on a sun-soaked summer strip,
rewinds the reel eighty years
to those halcyon pre-war days.
When students and Sir
made hay on pitch and field,
today privileged college lads
hare around a lush outfield.
In the searing afternoon sun
so many shades of green,
the twenty-two yard canvas
for a fading pastoral scene.
After tea, a stroll beside the mere
where mint and yellow iris glisten,
and lazy cattle soon disappear
in the shimmering sedge fen.
Ascending clover-clad slopes,
a restricted view of the game
gained beneath tall turrets,
trees masking a bowler’s hopes.
Loafing lovers carelessly laugh
at the foot of the angular towers,
overlooking faraway Gothic spires
and the first eleven’s funnelling fires.
Distant cheers signal a crucial wicket,
a miniature matchstick batsman
trudges slowly back to the pavilion
bearing the ashes of village cricket.
Resting on your rotting spine
A timber skeleton in the mud,
Seaweed wraps your fragile bones
Like a dripping funeral shroud.
Hostage to the eternal tide
No sanctuary in this backwater,
Under the brightest harvest moon
A decaying wreck cannot hide.
Hope flows into your gut twice a day
Lifeblood soon cruelly ebbs away.
Teeming with elvers for a moment
Strangers to your silent torment.
For this ship will never again sail
Or hear purposeful feet on deck,
A ghost of the depressed slipway
Enduring decades of lonely neglect.
Lying in the marsh’s graveyard
Over which barn owls hunt at dusk,
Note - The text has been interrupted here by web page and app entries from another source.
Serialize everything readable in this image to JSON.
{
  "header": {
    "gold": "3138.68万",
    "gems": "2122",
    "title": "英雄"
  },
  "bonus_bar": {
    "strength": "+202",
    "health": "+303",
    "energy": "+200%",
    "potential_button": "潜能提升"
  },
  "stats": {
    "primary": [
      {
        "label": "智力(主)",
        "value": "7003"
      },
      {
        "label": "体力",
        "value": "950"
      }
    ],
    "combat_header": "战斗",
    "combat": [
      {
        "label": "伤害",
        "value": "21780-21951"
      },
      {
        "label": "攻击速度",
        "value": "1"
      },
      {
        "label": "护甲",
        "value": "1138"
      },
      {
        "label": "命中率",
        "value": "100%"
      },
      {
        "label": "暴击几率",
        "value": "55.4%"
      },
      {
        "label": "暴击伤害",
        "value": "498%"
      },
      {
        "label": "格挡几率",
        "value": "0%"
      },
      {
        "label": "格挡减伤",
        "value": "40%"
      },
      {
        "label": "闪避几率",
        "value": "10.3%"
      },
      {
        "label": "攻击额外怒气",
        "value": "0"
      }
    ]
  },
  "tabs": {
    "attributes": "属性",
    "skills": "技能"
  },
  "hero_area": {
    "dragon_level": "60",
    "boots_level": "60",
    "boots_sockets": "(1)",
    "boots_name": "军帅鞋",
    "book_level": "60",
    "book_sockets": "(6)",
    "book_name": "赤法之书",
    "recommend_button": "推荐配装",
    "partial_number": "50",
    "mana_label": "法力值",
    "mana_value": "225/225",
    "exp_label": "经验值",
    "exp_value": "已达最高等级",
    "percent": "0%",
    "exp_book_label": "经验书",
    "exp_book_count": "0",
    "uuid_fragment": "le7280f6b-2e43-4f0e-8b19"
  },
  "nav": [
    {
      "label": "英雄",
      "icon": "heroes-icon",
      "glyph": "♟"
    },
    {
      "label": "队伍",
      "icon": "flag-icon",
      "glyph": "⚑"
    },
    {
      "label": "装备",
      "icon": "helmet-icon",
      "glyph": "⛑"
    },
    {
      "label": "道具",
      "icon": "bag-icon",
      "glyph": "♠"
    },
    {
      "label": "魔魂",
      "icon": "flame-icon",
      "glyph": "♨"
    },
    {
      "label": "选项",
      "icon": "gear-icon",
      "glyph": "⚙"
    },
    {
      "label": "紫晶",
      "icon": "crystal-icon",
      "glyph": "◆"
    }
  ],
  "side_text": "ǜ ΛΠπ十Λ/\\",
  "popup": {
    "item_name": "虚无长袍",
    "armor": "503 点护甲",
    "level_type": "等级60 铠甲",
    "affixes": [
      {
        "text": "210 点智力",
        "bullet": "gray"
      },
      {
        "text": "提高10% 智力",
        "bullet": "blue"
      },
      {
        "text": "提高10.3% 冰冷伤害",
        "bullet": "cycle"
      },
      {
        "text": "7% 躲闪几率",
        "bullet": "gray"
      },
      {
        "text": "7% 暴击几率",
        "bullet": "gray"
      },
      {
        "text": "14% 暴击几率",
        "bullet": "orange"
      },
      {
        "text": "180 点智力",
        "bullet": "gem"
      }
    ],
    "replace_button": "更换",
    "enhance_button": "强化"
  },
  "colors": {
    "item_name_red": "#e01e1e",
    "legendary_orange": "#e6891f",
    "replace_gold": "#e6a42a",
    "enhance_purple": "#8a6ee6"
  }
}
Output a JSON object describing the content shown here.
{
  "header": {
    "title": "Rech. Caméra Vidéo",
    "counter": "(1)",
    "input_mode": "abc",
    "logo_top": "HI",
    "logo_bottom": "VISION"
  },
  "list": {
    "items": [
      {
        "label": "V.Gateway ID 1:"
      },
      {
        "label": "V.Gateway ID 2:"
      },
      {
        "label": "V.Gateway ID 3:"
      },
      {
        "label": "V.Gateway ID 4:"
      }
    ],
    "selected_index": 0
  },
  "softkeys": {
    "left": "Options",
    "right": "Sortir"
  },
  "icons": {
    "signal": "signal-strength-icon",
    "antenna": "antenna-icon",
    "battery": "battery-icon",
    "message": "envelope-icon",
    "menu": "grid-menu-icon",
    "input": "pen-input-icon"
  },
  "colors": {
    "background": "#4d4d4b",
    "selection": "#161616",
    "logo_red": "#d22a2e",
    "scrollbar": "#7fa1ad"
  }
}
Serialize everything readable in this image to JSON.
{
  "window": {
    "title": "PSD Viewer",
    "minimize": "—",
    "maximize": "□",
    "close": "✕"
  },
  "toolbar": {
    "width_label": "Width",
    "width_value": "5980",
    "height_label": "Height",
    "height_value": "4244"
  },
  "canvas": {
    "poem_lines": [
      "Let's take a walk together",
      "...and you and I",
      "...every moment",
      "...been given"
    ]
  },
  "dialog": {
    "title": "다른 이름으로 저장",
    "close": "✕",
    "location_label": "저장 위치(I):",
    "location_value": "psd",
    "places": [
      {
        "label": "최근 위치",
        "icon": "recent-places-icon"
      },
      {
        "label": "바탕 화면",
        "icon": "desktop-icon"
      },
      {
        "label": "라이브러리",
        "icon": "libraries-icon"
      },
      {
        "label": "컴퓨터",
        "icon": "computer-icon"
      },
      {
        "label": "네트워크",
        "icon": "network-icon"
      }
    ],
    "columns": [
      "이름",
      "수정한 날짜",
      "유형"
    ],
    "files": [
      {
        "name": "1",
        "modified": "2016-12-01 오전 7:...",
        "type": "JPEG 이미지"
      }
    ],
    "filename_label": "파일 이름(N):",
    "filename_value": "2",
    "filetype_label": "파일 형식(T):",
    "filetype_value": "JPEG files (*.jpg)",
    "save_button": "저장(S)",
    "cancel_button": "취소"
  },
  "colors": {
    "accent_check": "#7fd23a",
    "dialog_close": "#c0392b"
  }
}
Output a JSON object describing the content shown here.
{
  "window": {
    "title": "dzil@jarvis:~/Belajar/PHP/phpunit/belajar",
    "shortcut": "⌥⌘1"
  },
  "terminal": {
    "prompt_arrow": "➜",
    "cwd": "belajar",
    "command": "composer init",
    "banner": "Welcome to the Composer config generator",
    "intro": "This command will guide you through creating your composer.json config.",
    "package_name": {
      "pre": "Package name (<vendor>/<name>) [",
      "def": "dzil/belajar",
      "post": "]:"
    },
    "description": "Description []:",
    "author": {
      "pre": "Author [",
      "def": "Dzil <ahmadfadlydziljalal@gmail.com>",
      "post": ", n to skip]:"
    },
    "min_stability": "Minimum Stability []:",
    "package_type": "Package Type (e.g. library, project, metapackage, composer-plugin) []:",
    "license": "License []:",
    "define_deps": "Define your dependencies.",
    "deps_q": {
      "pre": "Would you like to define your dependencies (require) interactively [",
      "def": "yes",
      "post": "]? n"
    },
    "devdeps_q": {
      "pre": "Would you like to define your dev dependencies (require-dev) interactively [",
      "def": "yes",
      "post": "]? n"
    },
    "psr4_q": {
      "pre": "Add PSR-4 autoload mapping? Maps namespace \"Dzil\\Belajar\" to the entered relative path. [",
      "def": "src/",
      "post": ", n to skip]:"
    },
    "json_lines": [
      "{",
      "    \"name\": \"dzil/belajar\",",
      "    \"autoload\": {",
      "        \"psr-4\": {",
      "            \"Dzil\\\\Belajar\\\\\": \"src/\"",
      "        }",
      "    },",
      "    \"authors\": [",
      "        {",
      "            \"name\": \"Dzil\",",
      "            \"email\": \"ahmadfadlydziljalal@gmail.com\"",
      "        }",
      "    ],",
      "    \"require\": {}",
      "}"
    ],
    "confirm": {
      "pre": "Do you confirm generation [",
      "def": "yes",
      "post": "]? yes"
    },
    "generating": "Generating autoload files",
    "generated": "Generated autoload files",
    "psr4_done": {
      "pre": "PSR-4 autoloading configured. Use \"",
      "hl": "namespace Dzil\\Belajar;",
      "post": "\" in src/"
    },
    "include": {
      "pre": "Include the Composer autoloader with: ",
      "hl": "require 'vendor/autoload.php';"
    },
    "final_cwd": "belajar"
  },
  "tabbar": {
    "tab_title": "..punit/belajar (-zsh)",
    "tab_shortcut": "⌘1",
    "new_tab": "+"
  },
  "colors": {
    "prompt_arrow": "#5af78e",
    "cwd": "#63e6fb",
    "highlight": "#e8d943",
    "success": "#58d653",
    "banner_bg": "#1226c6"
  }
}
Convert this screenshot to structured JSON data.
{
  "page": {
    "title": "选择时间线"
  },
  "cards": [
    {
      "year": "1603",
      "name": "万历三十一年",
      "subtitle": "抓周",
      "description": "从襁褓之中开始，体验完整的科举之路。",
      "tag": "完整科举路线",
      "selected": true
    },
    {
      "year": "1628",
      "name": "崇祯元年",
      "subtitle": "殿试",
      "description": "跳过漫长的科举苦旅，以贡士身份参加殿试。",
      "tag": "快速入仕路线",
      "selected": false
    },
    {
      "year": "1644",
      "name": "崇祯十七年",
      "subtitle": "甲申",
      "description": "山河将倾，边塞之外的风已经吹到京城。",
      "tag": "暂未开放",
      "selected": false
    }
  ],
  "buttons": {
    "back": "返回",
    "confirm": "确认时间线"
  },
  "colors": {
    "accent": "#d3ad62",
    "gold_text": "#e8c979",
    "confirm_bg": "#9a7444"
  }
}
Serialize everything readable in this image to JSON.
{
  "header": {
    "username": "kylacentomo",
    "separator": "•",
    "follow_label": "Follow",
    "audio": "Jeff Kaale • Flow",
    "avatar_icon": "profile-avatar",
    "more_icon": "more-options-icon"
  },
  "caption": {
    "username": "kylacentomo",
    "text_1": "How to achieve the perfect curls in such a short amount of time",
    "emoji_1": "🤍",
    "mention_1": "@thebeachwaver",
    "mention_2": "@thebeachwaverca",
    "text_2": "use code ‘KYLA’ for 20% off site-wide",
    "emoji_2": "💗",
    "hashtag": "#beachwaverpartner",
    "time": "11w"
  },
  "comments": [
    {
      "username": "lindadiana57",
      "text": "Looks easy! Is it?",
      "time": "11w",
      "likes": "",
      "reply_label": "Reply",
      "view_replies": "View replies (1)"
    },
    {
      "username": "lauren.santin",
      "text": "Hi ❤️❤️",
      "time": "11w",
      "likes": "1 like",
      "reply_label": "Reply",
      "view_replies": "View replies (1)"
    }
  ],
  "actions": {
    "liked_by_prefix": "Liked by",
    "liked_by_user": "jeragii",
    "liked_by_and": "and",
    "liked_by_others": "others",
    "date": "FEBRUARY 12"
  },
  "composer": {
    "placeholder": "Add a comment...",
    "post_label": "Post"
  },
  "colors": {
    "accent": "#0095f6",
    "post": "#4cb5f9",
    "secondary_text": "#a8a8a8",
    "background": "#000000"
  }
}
Slowly your remains are swallowed
By succulent samphire and purslane
Until just a few sad splinters remain.
Pin Mill Pirates
Peace at last near Pin Mill
The clock ceased ticking,
We observe our future
From the summit of the hill.
For you take the sadness
Out of this idyllic place,
Hope radiates so clear
From your beaming face.
The only froth and spit
From froghoppers comes
Lacing unkempt horehound
And exotic laburnums.
Leaping over rustic stiles
Nothing impedes our progress,
Putting up eyed peacocks
On rough paths for miles.
The biggest burdock leaves
Grow by browning foxtails,
And exquisite equisetums
To country folk, horsetails.
A boy, probably a deck hand
Hoisted to the mast’s pinnacle,
'Here I can see all of England'
He exclaims with spirit invincible.
Sitting on the slippery dock
Long known to smugglers,
Knees first stung by nettles
Are carefully rubbed with dock.
Cooling down shingle cut feet
In the quick strolling stream,
Swinging on the oak’s tyre
By a cottage garden dream.
Blue, red and white boats
Leaning on a tired fence,
Hit by the errant football
A great shot, no defence.
Winding a tired way up the lane
To where I parked the car,
In the shade of the canopy
Didn’t realise it was this far!